14. Mr. Wall

asked the Secretary of State for Commonwealth Relations how many British-owned farms in the Arusha area of Tanzania have had their leases terminated; whether compensation has now been agreed; and when it will be paid.

Mr. Cledwyn Hughes

According to my information, the leases of four farms owned by three British citizens have been terminated. As I informed the House on 4th May, the Tanzanian Government have stated their intention of paying compensation for unexhausted improvements. I understand that the valuations have already been completed and that a decision on the amount of compensation is likely to be taken shortly.

Mr. Wall

I welcome the steps taken by the Tanzanian Government since the cancellation of these leases, but would the Minister of State bear in mind that it is now nearly nine months since these leases were revoked? Many of the owners are in difficult circumstances in this country? Will he press the Tanzanian Government to come to a final decision over compensation as rapidly as possible?

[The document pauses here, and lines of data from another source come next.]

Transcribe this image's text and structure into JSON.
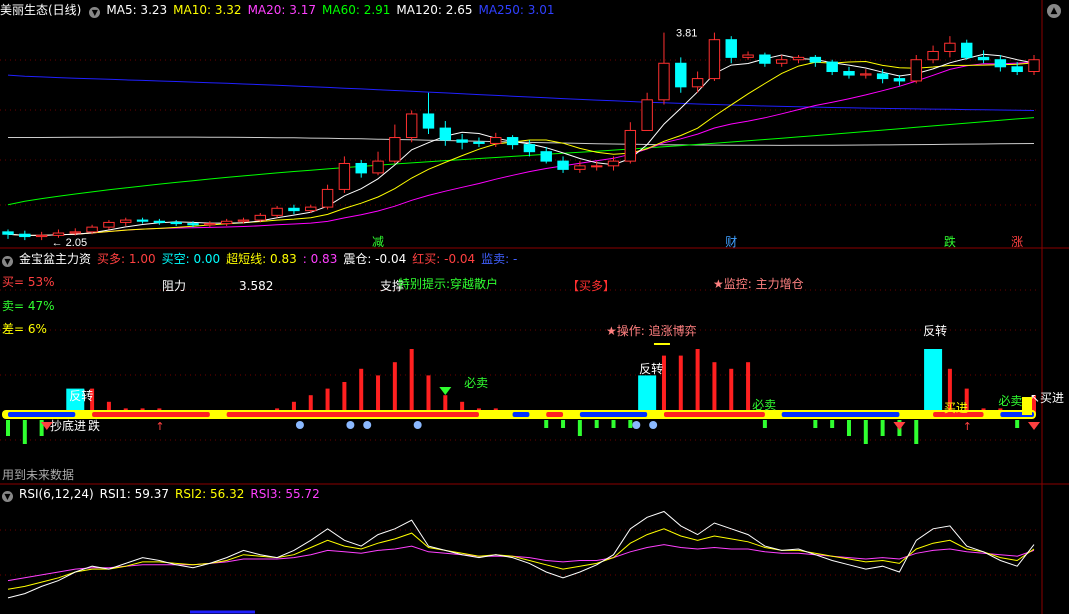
{
  "title": "美丽生态(日线)",
  "colors": {
    "up": "#ff3030",
    "down": "#00ffff",
    "ma5": "#ffffff",
    "ma10": "#ffff00",
    "ma20": "#ff00ff",
    "ma60": "#00ff00",
    "ma120": "#ffffff",
    "ma250": "#2020ff"
  },
  "ma_legend": [
    {
      "label": "MA5: 3.23",
      "color": "#ffffff"
    },
    {
      "label": "MA10: 3.32",
      "color": "#ffff00"
    },
    {
      "label": "MA20: 3.17",
      "color": "#ff40ff"
    },
    {
      "label": "MA60: 2.91",
      "color": "#00ff00"
    },
    {
      "label": "MA120: 2.65",
      "color": "#ffffff"
    },
    {
      "label": "MA250: 3.01",
      "color": "#3040ff"
    }
  ],
  "price_high_label": "3.81",
  "price_low_label": "2.05",
  "markers": [
    {
      "text": "减",
      "color": "#30ff30",
      "xi": 22
    },
    {
      "text": "财",
      "color": "#40a0ff",
      "xi": 43
    },
    {
      "text": "跌",
      "color": "#30ff30",
      "xi": 56
    },
    {
      "text": "涨",
      "color": "#ff4040",
      "xi": 60
    }
  ],
  "indicator": {
    "name": "金宝盆主力资",
    "legend": [
      {
        "label": "买多: 1.00",
        "color": "#ff4040"
      },
      {
        "label": "买空: 0.00",
        "color": "#00ffff"
      },
      {
        "label": "超短线: 0.83",
        "color": "#ffff00"
      },
      {
        "label": ": 0.83",
        "color": "#ff40ff"
      },
      {
        "label": "震仓: -0.04",
        "color": "#ffffff"
      },
      {
        "label": "红买: -0.04",
        "color": "#ff4040"
      },
      {
        "label": "监卖: -",
        "color": "#4060ff"
      }
    ],
    "buy_pct": "买= 53%",
    "sell_pct": "卖= 47%",
    "diff_pct": "差= 6%",
    "resistance_label": "阻力",
    "resistance_value": "3.582",
    "support_label": "支撑",
    "special_tip": "特别提示:穿越散户",
    "buy_signal": "【买多】",
    "monitor": "★监控: 主力增仓",
    "operate": "★操作: 追涨博弈",
    "future_note": "用到未来数据",
    "labels": {
      "reverse": "反转",
      "sell": "必卖",
      "buy": "买进",
      "bottom": "抄底进",
      "low": "跌"
    }
  },
  "rsi": {
    "name": "RSI(6,12,24)",
    "rsi1": "RSI1: 59.37",
    "rsi2": "RSI2: 56.32",
    "rsi3": "RSI3: 55.72"
  },
  "chart_data": {
    "type": "candlestick",
    "title": "美丽生态(日线)",
    "count": 62,
    "price_axis": [
      2.0,
      3.9
    ],
    "ohlc": [
      [
        2.12,
        2.1,
        2.14,
        2.06
      ],
      [
        2.1,
        2.08,
        2.13,
        2.05
      ],
      [
        2.08,
        2.09,
        2.12,
        2.05
      ],
      [
        2.09,
        2.11,
        2.14,
        2.07
      ],
      [
        2.11,
        2.12,
        2.15,
        2.09
      ],
      [
        2.12,
        2.16,
        2.18,
        2.1
      ],
      [
        2.16,
        2.2,
        2.22,
        2.14
      ],
      [
        2.2,
        2.22,
        2.24,
        2.17
      ],
      [
        2.22,
        2.21,
        2.24,
        2.19
      ],
      [
        2.21,
        2.2,
        2.23,
        2.18
      ],
      [
        2.2,
        2.19,
        2.22,
        2.17
      ],
      [
        2.19,
        2.18,
        2.21,
        2.16
      ],
      [
        2.18,
        2.19,
        2.21,
        2.16
      ],
      [
        2.19,
        2.21,
        2.23,
        2.17
      ],
      [
        2.21,
        2.22,
        2.24,
        2.19
      ],
      [
        2.22,
        2.26,
        2.28,
        2.2
      ],
      [
        2.26,
        2.32,
        2.34,
        2.24
      ],
      [
        2.32,
        2.3,
        2.35,
        2.27
      ],
      [
        2.3,
        2.33,
        2.35,
        2.28
      ],
      [
        2.33,
        2.48,
        2.52,
        2.31
      ],
      [
        2.48,
        2.7,
        2.76,
        2.45
      ],
      [
        2.7,
        2.62,
        2.73,
        2.58
      ],
      [
        2.62,
        2.72,
        2.8,
        2.6
      ],
      [
        2.72,
        2.92,
        3.03,
        2.7
      ],
      [
        2.92,
        3.12,
        3.15,
        2.88
      ],
      [
        3.12,
        3.0,
        3.3,
        2.95
      ],
      [
        3.0,
        2.9,
        3.06,
        2.85
      ],
      [
        2.9,
        2.88,
        2.95,
        2.82
      ],
      [
        2.88,
        2.87,
        2.92,
        2.84
      ],
      [
        2.87,
        2.92,
        2.96,
        2.84
      ],
      [
        2.92,
        2.86,
        2.94,
        2.82
      ],
      [
        2.86,
        2.8,
        2.9,
        2.76
      ],
      [
        2.8,
        2.72,
        2.84,
        2.7
      ],
      [
        2.72,
        2.65,
        2.76,
        2.62
      ],
      [
        2.65,
        2.68,
        2.72,
        2.62
      ],
      [
        2.68,
        2.68,
        2.72,
        2.64
      ],
      [
        2.68,
        2.72,
        2.76,
        2.64
      ],
      [
        2.72,
        2.98,
        3.05,
        2.7
      ],
      [
        2.98,
        3.24,
        3.3,
        3.12
      ],
      [
        3.24,
        3.55,
        3.81,
        3.2
      ],
      [
        3.55,
        3.35,
        3.6,
        3.3
      ],
      [
        3.35,
        3.42,
        3.48,
        3.3
      ],
      [
        3.42,
        3.75,
        3.81,
        3.4
      ],
      [
        3.75,
        3.6,
        3.78,
        3.55
      ],
      [
        3.6,
        3.62,
        3.65,
        3.58
      ],
      [
        3.62,
        3.55,
        3.64,
        3.52
      ],
      [
        3.55,
        3.58,
        3.62,
        3.52
      ],
      [
        3.58,
        3.6,
        3.62,
        3.55
      ],
      [
        3.6,
        3.56,
        3.62,
        3.52
      ],
      [
        3.56,
        3.48,
        3.58,
        3.45
      ],
      [
        3.48,
        3.45,
        3.52,
        3.42
      ],
      [
        3.45,
        3.46,
        3.5,
        3.42
      ],
      [
        3.46,
        3.42,
        3.5,
        3.38
      ],
      [
        3.42,
        3.4,
        3.45,
        3.36
      ],
      [
        3.4,
        3.58,
        3.62,
        3.38
      ],
      [
        3.58,
        3.65,
        3.7,
        3.55
      ],
      [
        3.65,
        3.72,
        3.78,
        3.6
      ],
      [
        3.72,
        3.6,
        3.75,
        3.58
      ],
      [
        3.6,
        3.58,
        3.66,
        3.55
      ],
      [
        3.58,
        3.52,
        3.62,
        3.48
      ],
      [
        3.52,
        3.48,
        3.56,
        3.45
      ],
      [
        3.48,
        3.58,
        3.62,
        3.45
      ]
    ],
    "indicator_bars": [
      -2,
      -3,
      -2,
      0,
      4,
      4,
      2,
      1,
      1,
      1,
      0,
      0,
      0,
      0,
      0,
      0,
      1,
      2,
      3,
      4,
      5,
      7,
      6,
      8,
      10,
      6,
      3,
      2,
      1,
      1,
      0,
      0,
      -1,
      -1,
      -2,
      -1,
      -1,
      -1,
      6,
      9,
      9,
      10,
      8,
      7,
      8,
      -1,
      0,
      0,
      -1,
      -1,
      -2,
      -3,
      -2,
      -2,
      -3,
      10,
      7,
      4,
      1,
      1,
      -1,
      3
    ],
    "rsi1": [
      22,
      25,
      30,
      34,
      40,
      44,
      42,
      46,
      50,
      48,
      45,
      43,
      46,
      50,
      55,
      52,
      50,
      55,
      62,
      70,
      62,
      58,
      66,
      70,
      76,
      58,
      55,
      52,
      50,
      52,
      50,
      46,
      40,
      36,
      40,
      45,
      52,
      70,
      78,
      82,
      72,
      66,
      74,
      70,
      66,
      58,
      55,
      56,
      52,
      48,
      45,
      42,
      44,
      40,
      62,
      70,
      72,
      58,
      54,
      48,
      44,
      59
    ],
    "rsi2": [
      28,
      30,
      33,
      36,
      40,
      42,
      42,
      44,
      47,
      47,
      46,
      45,
      46,
      48,
      52,
      51,
      50,
      52,
      57,
      62,
      58,
      56,
      60,
      63,
      67,
      57,
      55,
      53,
      51,
      52,
      51,
      48,
      45,
      42,
      44,
      46,
      50,
      60,
      66,
      70,
      65,
      62,
      65,
      63,
      61,
      57,
      55,
      55,
      53,
      51,
      49,
      47,
      48,
      46,
      56,
      60,
      62,
      56,
      54,
      50,
      48,
      56
    ],
    "rsi3": [
      34,
      36,
      38,
      40,
      42,
      43,
      43,
      44,
      45,
      45,
      45,
      45,
      46,
      47,
      49,
      49,
      49,
      50,
      52,
      55,
      54,
      53,
      55,
      56,
      58,
      54,
      53,
      52,
      51,
      51,
      51,
      50,
      48,
      47,
      48,
      48,
      50,
      54,
      57,
      59,
      57,
      56,
      57,
      56,
      56,
      54,
      53,
      53,
      52,
      51,
      50,
      49,
      50,
      49,
      53,
      55,
      56,
      54,
      53,
      52,
      51,
      55
    ]
  }
}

Mr. Hughes

I realise that there has been a delay, but the hon. Gentleman will realise also that these land questions in Tanzania and elsewhere in East Africa are complicated. We are continuing to press the Tanzanian Government to give us an early decision, because we are aware of the difficulties created for these people.

Sir J. Fletcher-Cooke

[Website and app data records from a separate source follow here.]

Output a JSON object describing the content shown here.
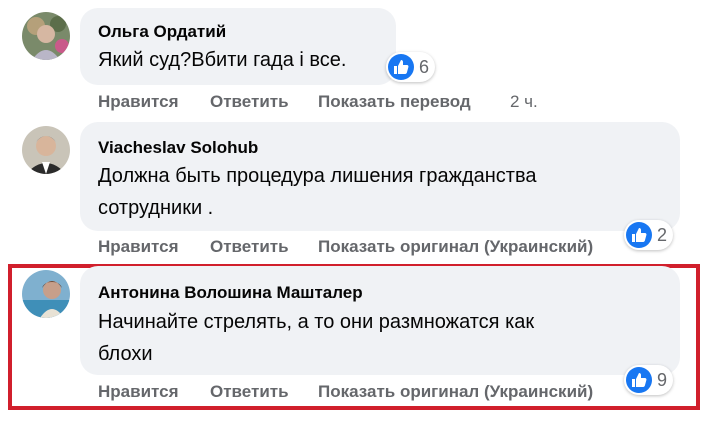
{
  "colors": {
    "accent": "#1877f2",
    "highlight": "#d11f2c",
    "bubble": "#f0f2f5",
    "meta": "#65676b"
  },
  "comments": [
    {
      "author": "Ольга Ордатий",
      "text": "Який суд?Вбити гада і все.",
      "actions": {
        "like": "Нравится",
        "reply": "Ответить",
        "translate": "Показать перевод",
        "time": "2 ч."
      },
      "reaction": {
        "icon": "thumbs-up-icon",
        "count": "6"
      }
    },
    {
      "author": "Viacheslav Solohub",
      "text_lines": [
        "Должна быть процедура лишения гражданства",
        "сотрудники ."
      ],
      "actions": {
        "like": "Нравится",
        "reply": "Ответить",
        "translate": "Показать оригинал (Украинский)"
      },
      "reaction": {
        "icon": "thumbs-up-icon",
        "count": "2"
      }
    },
    {
      "author": "Антонина Волошина Машталер",
      "text_lines": [
        "Начинайте стрелять, а то они размножатся как",
        "блохи"
      ],
      "actions": {
        "like": "Нравится",
        "reply": "Ответить",
        "translate": "Показать оригинал (Украинский)"
      },
      "reaction": {
        "icon": "thumbs-up-icon",
        "count": "9"
      }
    }
  ]
}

First, is it a fact that some of the leases which were originally revoked have been restored to their owners? Secondly, do the Minister and his right hon. Friend the Secretary of State think that there is a long-term future for European farmers in this area? If not, would they consider, in consultation with the Government of Tanzania, introducing some scheme similar to that which has been adopted in Kenya for the orderly buying out, with their concurrence, of these farmers?

Mr. Hughes

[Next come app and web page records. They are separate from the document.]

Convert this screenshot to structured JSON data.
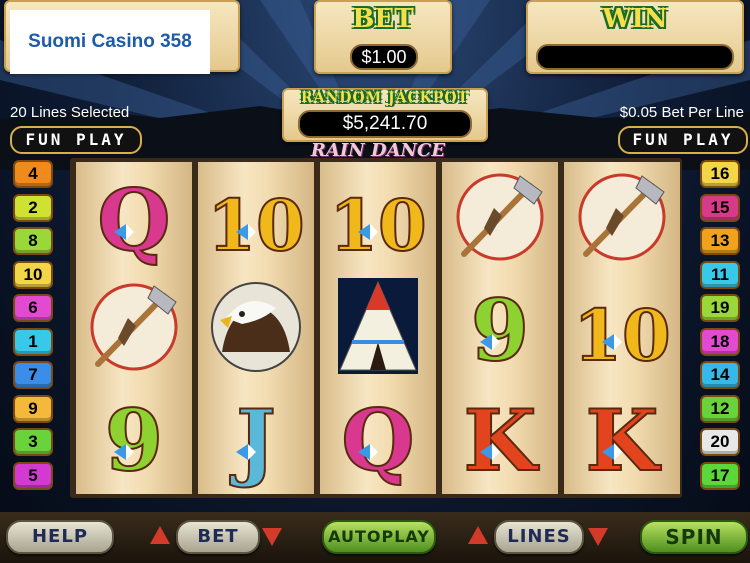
{
  "site_badge": "Suomi Casino 358",
  "header": {
    "bet_label": "BET",
    "bet_value": "$1.00",
    "win_label": "WIN",
    "win_value": "",
    "jackpot_label": "RANDOM JACKPOT",
    "jackpot_value": "$5,241.70",
    "game_title": "RAIN DANCE",
    "lines_selected": "20 Lines Selected",
    "bet_per_line": "$0.05 Bet Per Line",
    "fun_play_left": "FUN PLAY",
    "fun_play_right": "FUN PLAY"
  },
  "left_lines": [
    {
      "n": "4",
      "color": "#f08a1c"
    },
    {
      "n": "2",
      "color": "#cfe234"
    },
    {
      "n": "8",
      "color": "#9ad83a"
    },
    {
      "n": "10",
      "color": "#f2d548"
    },
    {
      "n": "6",
      "color": "#e24ad2"
    },
    {
      "n": "1",
      "color": "#38c8ea"
    },
    {
      "n": "7",
      "color": "#3a8ee8"
    },
    {
      "n": "9",
      "color": "#f4b83a"
    },
    {
      "n": "3",
      "color": "#6ad23a"
    },
    {
      "n": "5",
      "color": "#d23ad2"
    }
  ],
  "right_lines": [
    {
      "n": "16",
      "color": "#f2d548"
    },
    {
      "n": "15",
      "color": "#d83a8a"
    },
    {
      "n": "13",
      "color": "#f0a21c"
    },
    {
      "n": "11",
      "color": "#38c8ea"
    },
    {
      "n": "19",
      "color": "#9ad83a"
    },
    {
      "n": "18",
      "color": "#e24ad2"
    },
    {
      "n": "14",
      "color": "#38b8e8"
    },
    {
      "n": "12",
      "color": "#6ad23a"
    },
    {
      "n": "20",
      "color": "#e8e8e8"
    },
    {
      "n": "17",
      "color": "#5ad83a"
    }
  ],
  "reels": [
    [
      "Q",
      "tomahawk",
      "9"
    ],
    [
      "10",
      "eagle",
      "J"
    ],
    [
      "10",
      "teepee",
      "Q"
    ],
    [
      "tomahawk",
      "9",
      "K"
    ],
    [
      "tomahawk",
      "10",
      "K"
    ]
  ],
  "symbol_colors": {
    "Q": "#d8388e",
    "10": "#f0b81a",
    "9": "#8ed232",
    "J": "#5ab8d8",
    "K": "#e2441e"
  },
  "controls": {
    "help": "HELP",
    "bet": "BET",
    "autoplay": "AUTOPLAY",
    "lines": "LINES",
    "spin": "SPIN"
  }
}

Some of the leases in question have been restored, although obviously the hon. Gentleman would not wish me to give the details here. If he will write to me, I will let him have the details.

On the second question, the Tanzanian Government have publicly stated that farmers, irrespective of nationality, who develop their land and comply with the normal regulations are welcome to stay in Tanzania. As a result of our representations, which were made at the highest level, the position now is that land utilisation committees are being set up by the Tanzanian Government in the various regions of the country to advise the Government on land usage matters. These Committees will be composed of appropriate Government officers and representatives of local farmers. One such committee was established in Arusha in May. This action by the Tanzanian Government will give a good deal more confidence to the farmers who are there. This is what we were anxious to achieve.